In the major key, the second degree chord is minor. However, an interesting feature (often used) is to play the major second degree.

The sensation produced resembles a secondary dominant, since the major second degree could serve as V7/V (dominant of the dominant).

For example, in the key of C major, D is minor, so playing D major would give the feeling of preparation for the fifth degree (G). Without adding the seventh (D7), the feeling of dominant is attenuated.

Okay, now let’s say you’re improvising a solo in a song that contains a II7 chord. What to do? You can use the melodic minor scale, which is located a fifth above it. Any surprises in that? No, because it is the same resource that we use for unaltered dominants, and we have already said here that the II7 chord has the feeling of a secondary dominant.

We can also consider that the II7 chord is a Borrowed Chord from the Lydian mode. This does not alter the resources that we can use from the point of view of improvisation, as the idea would be the same as we just said.

Take a tonality and train your ear to identify the sensation of a II7 chord.

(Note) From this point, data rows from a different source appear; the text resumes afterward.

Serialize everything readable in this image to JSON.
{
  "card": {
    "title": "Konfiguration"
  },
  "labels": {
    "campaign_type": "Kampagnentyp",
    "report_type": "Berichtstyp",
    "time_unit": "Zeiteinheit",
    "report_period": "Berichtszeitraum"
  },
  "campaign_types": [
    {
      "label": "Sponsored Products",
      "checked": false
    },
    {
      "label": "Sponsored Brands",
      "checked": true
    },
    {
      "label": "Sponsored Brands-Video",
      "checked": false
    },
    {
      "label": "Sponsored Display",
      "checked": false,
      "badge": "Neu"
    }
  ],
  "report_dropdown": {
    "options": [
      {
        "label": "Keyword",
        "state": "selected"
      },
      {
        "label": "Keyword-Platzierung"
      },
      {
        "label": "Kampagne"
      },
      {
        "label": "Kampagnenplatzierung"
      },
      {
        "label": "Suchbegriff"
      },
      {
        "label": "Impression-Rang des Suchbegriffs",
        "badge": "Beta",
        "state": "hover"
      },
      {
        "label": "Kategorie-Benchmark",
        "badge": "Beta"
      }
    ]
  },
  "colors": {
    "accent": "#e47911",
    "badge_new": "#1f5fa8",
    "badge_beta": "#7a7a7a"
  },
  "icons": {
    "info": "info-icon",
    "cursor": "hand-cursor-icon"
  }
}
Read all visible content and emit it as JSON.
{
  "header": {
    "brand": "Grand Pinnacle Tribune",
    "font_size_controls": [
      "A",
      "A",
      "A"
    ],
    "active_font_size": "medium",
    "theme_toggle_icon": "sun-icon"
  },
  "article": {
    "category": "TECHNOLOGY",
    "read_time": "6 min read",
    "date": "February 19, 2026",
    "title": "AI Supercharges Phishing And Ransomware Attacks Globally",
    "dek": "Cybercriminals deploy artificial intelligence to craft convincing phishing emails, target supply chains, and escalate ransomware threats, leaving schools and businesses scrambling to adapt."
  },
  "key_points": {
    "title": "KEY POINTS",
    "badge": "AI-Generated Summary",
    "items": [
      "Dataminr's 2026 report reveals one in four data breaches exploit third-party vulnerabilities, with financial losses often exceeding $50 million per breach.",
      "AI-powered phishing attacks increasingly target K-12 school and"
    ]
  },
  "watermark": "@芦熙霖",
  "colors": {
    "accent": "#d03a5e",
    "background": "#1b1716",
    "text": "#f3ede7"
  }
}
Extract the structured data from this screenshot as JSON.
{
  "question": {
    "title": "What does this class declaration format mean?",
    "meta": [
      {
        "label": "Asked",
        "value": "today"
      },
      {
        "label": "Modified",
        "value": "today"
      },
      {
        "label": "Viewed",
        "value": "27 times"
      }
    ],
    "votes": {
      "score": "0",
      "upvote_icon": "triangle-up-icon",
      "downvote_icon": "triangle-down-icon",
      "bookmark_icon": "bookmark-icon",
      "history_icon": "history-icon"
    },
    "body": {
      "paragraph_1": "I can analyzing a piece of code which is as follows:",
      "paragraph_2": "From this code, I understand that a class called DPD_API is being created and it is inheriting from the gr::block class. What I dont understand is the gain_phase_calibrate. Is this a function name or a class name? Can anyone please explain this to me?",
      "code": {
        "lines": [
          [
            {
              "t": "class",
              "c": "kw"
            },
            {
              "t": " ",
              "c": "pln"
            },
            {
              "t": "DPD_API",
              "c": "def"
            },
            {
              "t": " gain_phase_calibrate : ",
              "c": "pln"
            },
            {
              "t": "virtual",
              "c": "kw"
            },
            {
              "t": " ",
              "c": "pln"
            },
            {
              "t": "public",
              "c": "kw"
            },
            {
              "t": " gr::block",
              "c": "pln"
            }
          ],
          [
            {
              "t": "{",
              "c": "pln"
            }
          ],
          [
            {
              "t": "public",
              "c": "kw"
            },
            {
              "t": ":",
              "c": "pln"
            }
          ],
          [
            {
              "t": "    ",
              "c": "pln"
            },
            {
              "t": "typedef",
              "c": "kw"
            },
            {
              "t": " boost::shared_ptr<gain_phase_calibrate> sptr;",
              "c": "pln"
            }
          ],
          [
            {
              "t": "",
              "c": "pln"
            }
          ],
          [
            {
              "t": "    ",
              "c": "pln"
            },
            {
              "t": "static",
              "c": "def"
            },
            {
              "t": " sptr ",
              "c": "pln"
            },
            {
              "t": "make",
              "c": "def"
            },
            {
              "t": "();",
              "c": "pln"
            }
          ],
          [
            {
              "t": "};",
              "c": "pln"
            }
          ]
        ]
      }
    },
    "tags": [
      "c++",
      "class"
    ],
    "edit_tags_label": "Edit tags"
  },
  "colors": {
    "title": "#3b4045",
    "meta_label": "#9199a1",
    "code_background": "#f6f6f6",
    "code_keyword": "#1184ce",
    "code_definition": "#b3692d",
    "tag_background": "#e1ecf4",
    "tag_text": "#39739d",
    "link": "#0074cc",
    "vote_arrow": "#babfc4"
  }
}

Since this chord often contains the seventh (to definitely mark the dominant function), it ends up being denoted by II7.

This chord appears not only in harmoniously rich musical styles, but also in popular songs, providing interesting variations. Now that you know this feature, try to identify it whenever you can.

Go to: The IVm6 Chord

Back to: Module 11